▶ [Your goal]:
Could you find each line of the data below that contains the word "most" and copy those lines?

▶ [Material for this exercise]:

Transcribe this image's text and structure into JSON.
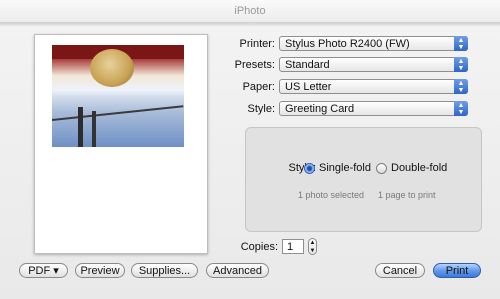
{
  "window": {
    "title": "iPhoto"
  },
  "form": {
    "printer": {
      "label": "Printer:",
      "value": "Stylus Photo R2400 (FW)"
    },
    "presets": {
      "label": "Presets:",
      "value": "Standard"
    },
    "paper": {
      "label": "Paper:",
      "value": "US Letter"
    },
    "style": {
      "label": "Style:",
      "value": "Greeting Card"
    }
  },
  "card_options": {
    "style_label": "Style:",
    "single_fold": "Single-fold",
    "double_fold": "Double-fold",
    "photos_selected": "1 photo selected",
    "pages_to_print": "1 page to print"
  },
  "copies": {
    "label": "Copies:",
    "value": "1"
  },
  "buttons": {
    "pdf": "PDF ▾",
    "preview": "Preview",
    "supplies": "Supplies...",
    "advanced": "Advanced",
    "cancel": "Cancel",
    "print": "Print"
  },
  "colors": {
    "accent": "#3e7ad9"
  }
}
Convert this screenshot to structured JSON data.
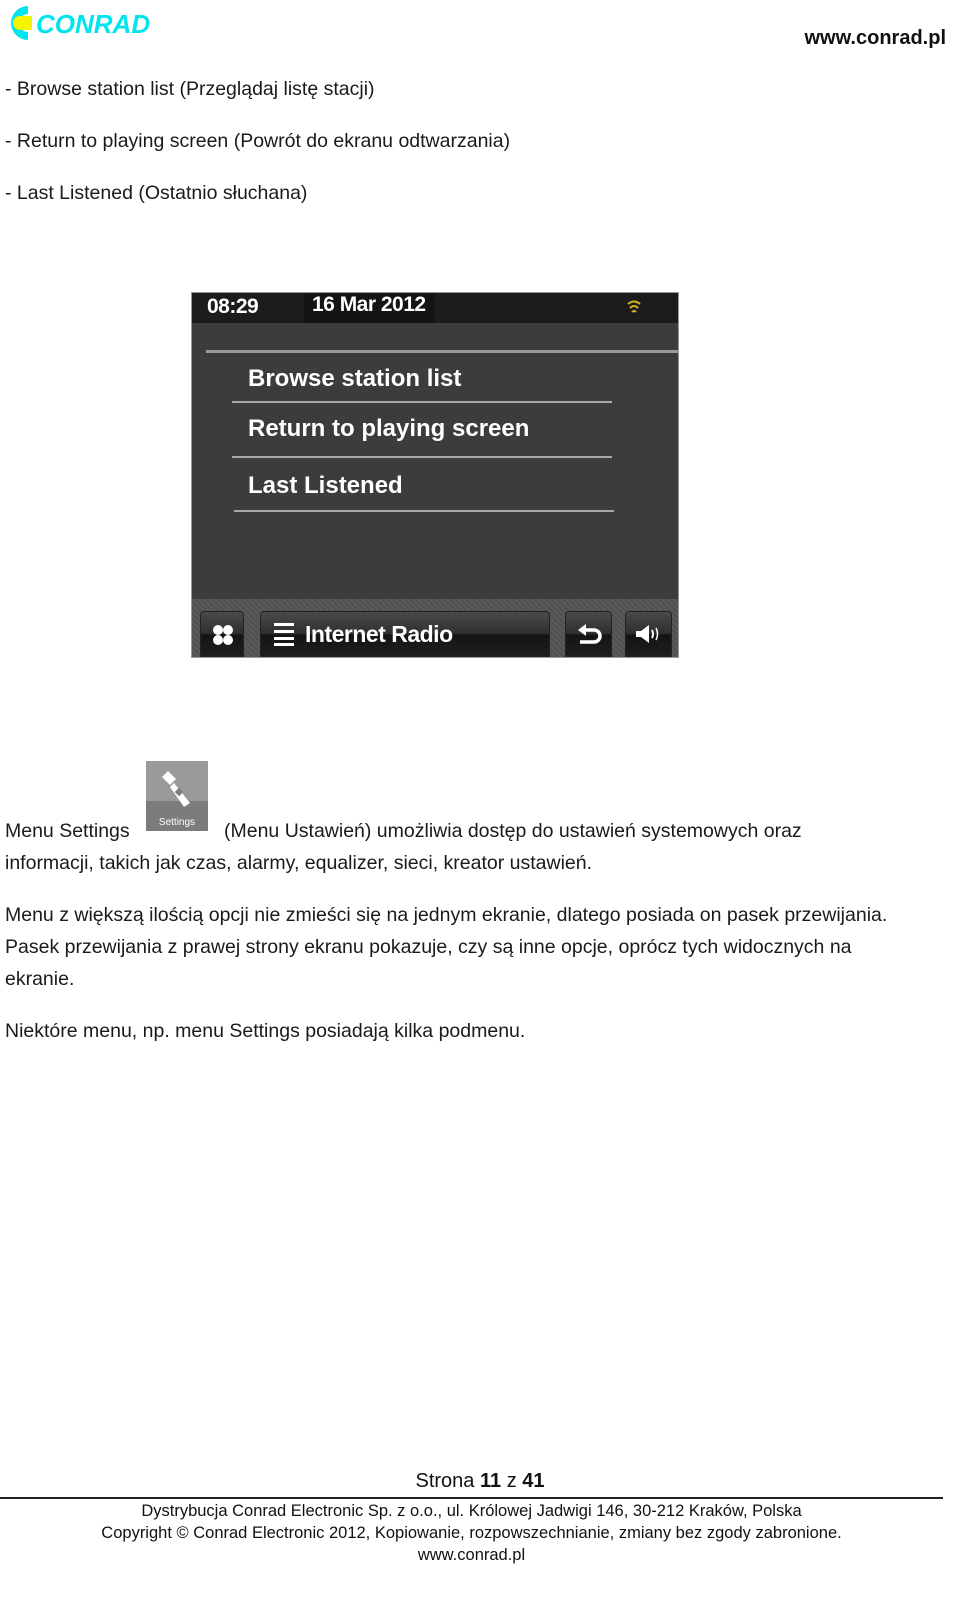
{
  "header": {
    "logo_text": "CONRAD",
    "site_url": "www.conrad.pl",
    "logo_colors": {
      "primary": "#00e5ee",
      "accent": "#f4f400"
    }
  },
  "bullets": [
    "- Browse station list (Przeglądaj listę stacji)",
    "- Return to playing screen (Powrót do ekranu odtwarzania)",
    "- Last Listened (Ostatnio słuchana)"
  ],
  "device_screen": {
    "time": "08:29",
    "date": "16 Mar 2012",
    "status_icon": "wifi-icon",
    "menu_items": [
      "Browse station list",
      "Return to playing screen",
      "Last Listened"
    ],
    "bottom_bar": {
      "home_icon": "grid-icon",
      "source_icon": "list-icon",
      "source_label": "Internet Radio",
      "back_icon": "back-arrow-icon",
      "volume_icon": "speaker-icon"
    }
  },
  "settings_icon_label": "Settings",
  "paragraphs": {
    "settings_line1_before": "Menu Settings",
    "settings_line1_after": "(Menu Ustawień) umożliwia dostęp do ustawień systemowych oraz",
    "settings_line2": "informacji, takich jak czas, alarmy, equalizer, sieci, kreator ustawień.",
    "scroll_line1": "Menu z większą ilością opcji nie zmieści się na jednym ekranie, dlatego posiada on pasek przewijania.",
    "scroll_line2": "Pasek przewijania z prawej strony ekranu pokazuje, czy są inne opcje, oprócz tych widocznych na",
    "scroll_line3": "ekranie.",
    "submenu_line": "Niektóre menu, np. menu Settings posiadają kilka podmenu."
  },
  "footer": {
    "page_prefix": "Strona",
    "page_current": "11",
    "page_sep": "z",
    "page_total": "41",
    "line1": "Dystrybucja Conrad Electronic Sp. z o.o., ul. Królowej Jadwigi 146, 30-212 Kraków, Polska",
    "line2": "Copyright © Conrad Electronic 2012, Kopiowanie, rozpowszechnianie, zmiany bez zgody zabronione.",
    "line3": "www.conrad.pl"
  }
}
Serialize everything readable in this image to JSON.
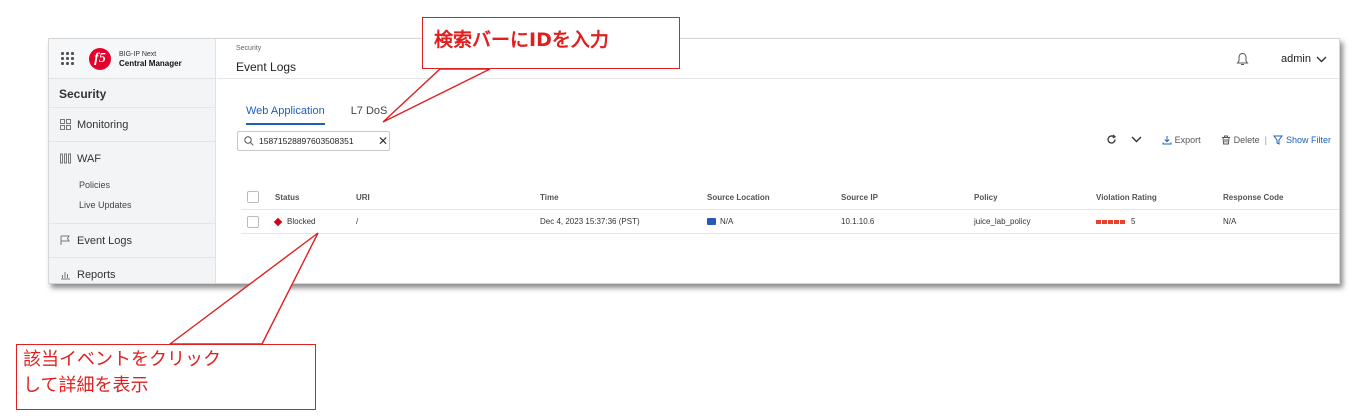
{
  "brand": {
    "line1": "BIG-IP Next",
    "line2": "Central Manager",
    "logo_text": "f5"
  },
  "sidebar": {
    "section": "Security",
    "items": [
      {
        "label": "Monitoring",
        "icon": "dashboard-icon"
      },
      {
        "label": "WAF",
        "icon": "waf-icon"
      },
      {
        "label": "Event Logs",
        "icon": "flag-icon"
      },
      {
        "label": "Reports",
        "icon": "bar-chart-icon"
      }
    ],
    "waf_subitems": [
      "Policies",
      "Live Updates"
    ]
  },
  "header": {
    "breadcrumb": "Security",
    "title": "Event Logs",
    "user": "admin"
  },
  "tabs": [
    {
      "label": "Web Application",
      "active": true
    },
    {
      "label": "L7 DoS",
      "active": false
    }
  ],
  "search": {
    "value": "15871528897603508351"
  },
  "toolbar": {
    "export_label": "Export",
    "delete_label": "Delete",
    "separator": "|",
    "show_filter_label": "Show Filter"
  },
  "table": {
    "columns": [
      "Status",
      "URI",
      "Time",
      "Source Location",
      "Source IP",
      "Policy",
      "Violation Rating",
      "Response Code"
    ],
    "rows": [
      {
        "status": "Blocked",
        "uri": "/",
        "time": "Dec 4, 2023 15:37:36 (PST)",
        "source_location": "N/A",
        "source_ip": "10.1.10.6",
        "policy": "juice_lab_policy",
        "violation_rating": "5",
        "response_code": "N/A"
      }
    ]
  },
  "annotations": {
    "search_callout": "検索バーにIDを入力",
    "click_callout_line1": "該当イベントをクリック",
    "click_callout_line2": "して詳細を表示"
  },
  "colors": {
    "accent": "#1f5fb8",
    "blocked": "#d0021b",
    "rating": "#e8432e",
    "annotation": "#e02020"
  }
}
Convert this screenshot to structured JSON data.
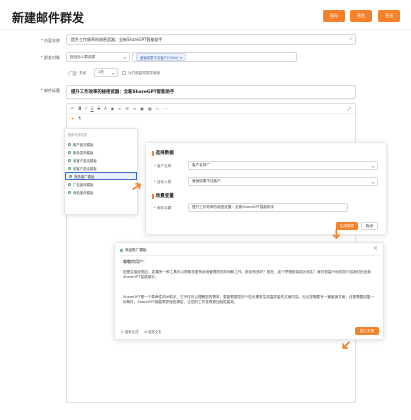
{
  "page": {
    "title": "新建邮件群发"
  },
  "topbar": {
    "btn1": "保存",
    "btn2": "预览",
    "btn3": "发送"
  },
  "form": {
    "labels": {
      "name": "* 内容名称",
      "recipients": "* 群发对象",
      "schedule": "定时发送",
      "subject": "* 邮件标题"
    },
    "name_value": "提升工作效率的秘密武器：全新ShareGPT智能助手",
    "recipient_select": "按目标人群选择",
    "recipient_tag": "营销成果不佳客户(5000) ×",
    "toggle_text": "关闭",
    "time_value": "1天",
    "schedule_hint": "为打造高效群发程序",
    "subject_value": "提升工作效率的秘密武器：全新ShareGPT智能助手"
  },
  "dropdown": {
    "header": "推荐可用内容",
    "items": [
      "客户回访模板",
      "新品发布模板",
      "老客户激活模板",
      "老客户激活模板",
      "商品推广模板",
      "广告宣传模板",
      "商品宣传模板"
    ]
  },
  "config_panel": {
    "section1": "选择数据",
    "field1_label": "* 客户名称",
    "field1_value": "客户名称广",
    "field2_label": "* 目标人群",
    "field2_value": "营销成果不佳客户",
    "section2": "场景变量",
    "field3_label": "* 邮件标题",
    "field3_value": "提升工作效率的秘密武器：全新ShareGPT智能助手",
    "generate_btn": "生成邮件",
    "cancel_btn": "取消"
  },
  "email_panel": {
    "title": "商品推广模板",
    "greeting": "尊敬的用户：",
    "para1": "您是否曾经想过，如果有一种工具可以帮助您更有效地管理您的时间和工作，那该有多好？现在，这个梦想即将成为现实！我们很高兴地向您介绍我们的全新ShareGPT智能助手。",
    "para2": "ShareGPT是一个革命性的AI助手，它不仅可以理解您的需求，更能根据您的个性化需求生成高质量的文案内容。无论您需要写一篇营销文案，还是需要回复一封邮件，ShareGPT都能帮您轻松搞定，让您的工作变得更加轻松高效。",
    "copy_link": "重新生成",
    "insert_link": "复制文本",
    "use_btn": "插入文档"
  },
  "colors": {
    "accent": "#f5822a",
    "tag_blue": "#3b64b4"
  }
}
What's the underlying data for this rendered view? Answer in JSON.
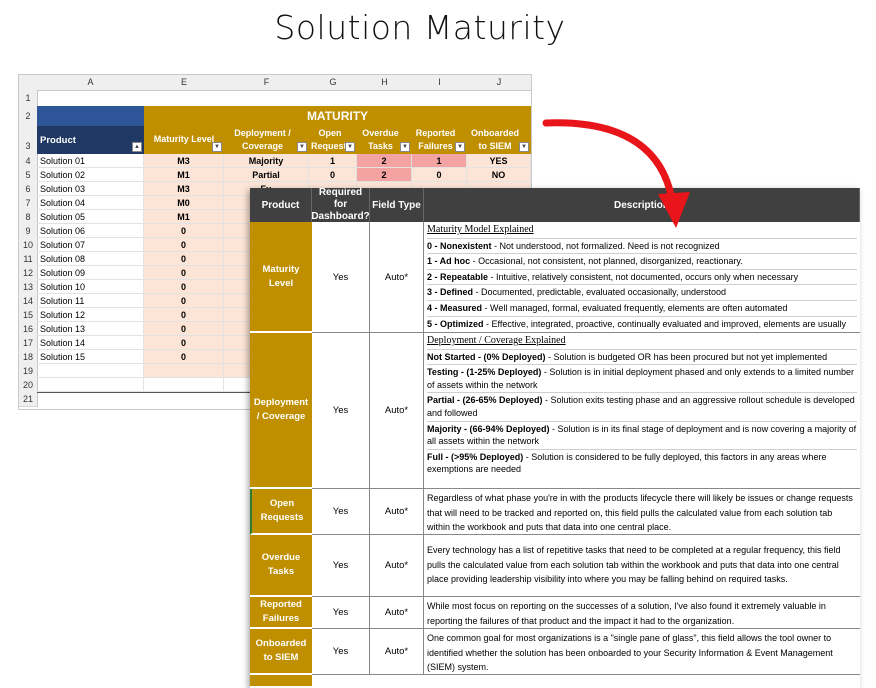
{
  "page_title": "Solution Maturity",
  "spreadsheet": {
    "columns": [
      "A",
      "E",
      "F",
      "G",
      "H",
      "I",
      "J"
    ],
    "row_numbers": [
      "1",
      "2",
      "3",
      "4",
      "5",
      "6",
      "7",
      "8",
      "9",
      "10",
      "11",
      "12",
      "13",
      "14",
      "15",
      "16",
      "17",
      "18",
      "19",
      "20",
      "21"
    ],
    "group_header": "MATURITY",
    "headers": {
      "product": "Product",
      "maturity_level": "Maturity Level",
      "deployment": "Deployment / Coverage",
      "open_requests": "Open Requests",
      "overdue_tasks": "Overdue Tasks",
      "reported_failures": "Reported Failures",
      "onboarded": "Onboarded to SIEM"
    },
    "rows": [
      {
        "product": "Solution 01",
        "level": "M3",
        "deploy": "Majority",
        "open": "1",
        "overdue": "2",
        "failures": "1",
        "siem": "YES"
      },
      {
        "product": "Solution 02",
        "level": "M1",
        "deploy": "Partial",
        "open": "0",
        "overdue": "2",
        "failures": "0",
        "siem": "NO"
      },
      {
        "product": "Solution 03",
        "level": "M3",
        "deploy": "Fu",
        "open": "",
        "overdue": "",
        "failures": "",
        "siem": ""
      },
      {
        "product": "Solution 04",
        "level": "M0",
        "deploy": "Not St",
        "open": "",
        "overdue": "",
        "failures": "",
        "siem": ""
      },
      {
        "product": "Solution 05",
        "level": "M1",
        "deploy": "Majo",
        "open": "",
        "overdue": "",
        "failures": "",
        "siem": ""
      },
      {
        "product": "Solution 06",
        "level": "0",
        "deploy": "Not St",
        "open": "",
        "overdue": "",
        "failures": "",
        "siem": ""
      },
      {
        "product": "Solution 07",
        "level": "0",
        "deploy": "Not St",
        "open": "",
        "overdue": "",
        "failures": "",
        "siem": ""
      },
      {
        "product": "Solution 08",
        "level": "0",
        "deploy": "Not St",
        "open": "",
        "overdue": "",
        "failures": "",
        "siem": ""
      },
      {
        "product": "Solution 09",
        "level": "0",
        "deploy": "Not St",
        "open": "",
        "overdue": "",
        "failures": "",
        "siem": ""
      },
      {
        "product": "Solution 10",
        "level": "0",
        "deploy": "Not St",
        "open": "",
        "overdue": "",
        "failures": "",
        "siem": ""
      },
      {
        "product": "Solution 11",
        "level": "0",
        "deploy": "Not St",
        "open": "",
        "overdue": "",
        "failures": "",
        "siem": ""
      },
      {
        "product": "Solution 12",
        "level": "0",
        "deploy": "Not St",
        "open": "",
        "overdue": "",
        "failures": "",
        "siem": ""
      },
      {
        "product": "Solution 13",
        "level": "0",
        "deploy": "Not St",
        "open": "",
        "overdue": "",
        "failures": "",
        "siem": ""
      },
      {
        "product": "Solution 14",
        "level": "0",
        "deploy": "Not St",
        "open": "",
        "overdue": "",
        "failures": "",
        "siem": ""
      },
      {
        "product": "Solution 15",
        "level": "0",
        "deploy": "Not St",
        "open": "",
        "overdue": "",
        "failures": "",
        "siem": ""
      }
    ]
  },
  "description_table": {
    "headers": {
      "product": "Product",
      "required": "Required for Dashboard?",
      "field_type": "Field Type",
      "description": "Description"
    },
    "rows": [
      {
        "product": "Maturity Level",
        "required": "Yes",
        "field_type": "Auto*",
        "heading": "Maturity Model Explained",
        "items": [
          {
            "term": "0 - Nonexistent",
            "text": " - Not understood, not formalized. Need is not recognized"
          },
          {
            "term": "1 - Ad hoc",
            "text": " - Occasional, not consistent, not planned, disorganized, reactionary."
          },
          {
            "term": "2 - Repeatable",
            "text": " - Intuitive, relatively consistent, not documented, occurs only when necessary"
          },
          {
            "term": "3 - Defined",
            "text": " - Documented, predictable, evaluated occasionally, understood"
          },
          {
            "term": "4 - Measured",
            "text": " - Well managed, formal, evaluated frequently, elements are often automated"
          },
          {
            "term": "5 - Optimized",
            "text": " - Effective, integrated, proactive, continually evaluated and improved, elements are usually automated"
          }
        ]
      },
      {
        "product": "Deployment / Coverage",
        "required": "Yes",
        "field_type": "Auto*",
        "heading": "Deployment / Coverage Explained",
        "items": [
          {
            "term": "Not Started - (0% Deployed)",
            "text": " - Solution is budgeted OR has been procured but not yet implemented"
          },
          {
            "term": "Testing - (1-25% Deployed)",
            "text": " - Solution is in initial deployment phased and only extends to a limited number of assets within the network"
          },
          {
            "term": "Partial - (26-65% Deployed)",
            "text": " - Solution exits testing phase and an aggressive rollout schedule is developed and followed"
          },
          {
            "term": "Majority - (66-94% Deployed)",
            "text": " - Solution is in its final stage of deployment and is now covering a majority of all assets within the network"
          },
          {
            "term": "Full - (>95% Deployed)",
            "text": " - Solution is considered to be fully deployed, this factors in any areas where exemptions are needed"
          }
        ]
      },
      {
        "product": "Open Requests",
        "required": "Yes",
        "field_type": "Auto*",
        "text": "Regardless of what phase you're in with the products lifecycle there will likely be issues or change requests that will need to be tracked and reported on, this field pulls the calculated value from each solution tab within the workbook and puts that data into one central place."
      },
      {
        "product": "Overdue Tasks",
        "required": "Yes",
        "field_type": "Auto*",
        "text": "Every technology has a list of repetitive tasks that need to be completed at a regular frequency, this field pulls the calculated value from each solution tab within the workbook and puts that data into one central place providing leadership visibility into where you may be falling behind on required tasks."
      },
      {
        "product": "Reported Failures",
        "required": "Yes",
        "field_type": "Auto*",
        "text": "While most focus on reporting on the successes of a solution, I've also found it extremely valuable in reporting the failures of that product and the impact it had to the organization."
      },
      {
        "product": "Onboarded to SIEM",
        "required": "Yes",
        "field_type": "Auto*",
        "text": "One common goal for most organizations is a \"single pane of glass\", this field allows the tool owner to identified whether the solution has been onboarded to your Security Information & Event Management (SIEM) system."
      }
    ]
  },
  "colors": {
    "gold": "#bf8f00",
    "navy": "#1f3864",
    "pink": "#fce4d6",
    "red_highlight": "#f4a3a3",
    "arrow": "#e8151b",
    "header_dark": "#404040"
  }
}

▶ [Reply to the exercise]:
        "text": "While most focus on reporting on the successes of a solution, I've also found it extremely valuable in reporting the failures of that product and the impact it had to the organization."
        "text": "One common goal for most organizations is a \"single pane of glass\", this field allows the tool owner to identified whether the solution has been onboarded to your Security Information & Event Management (SIEM) system."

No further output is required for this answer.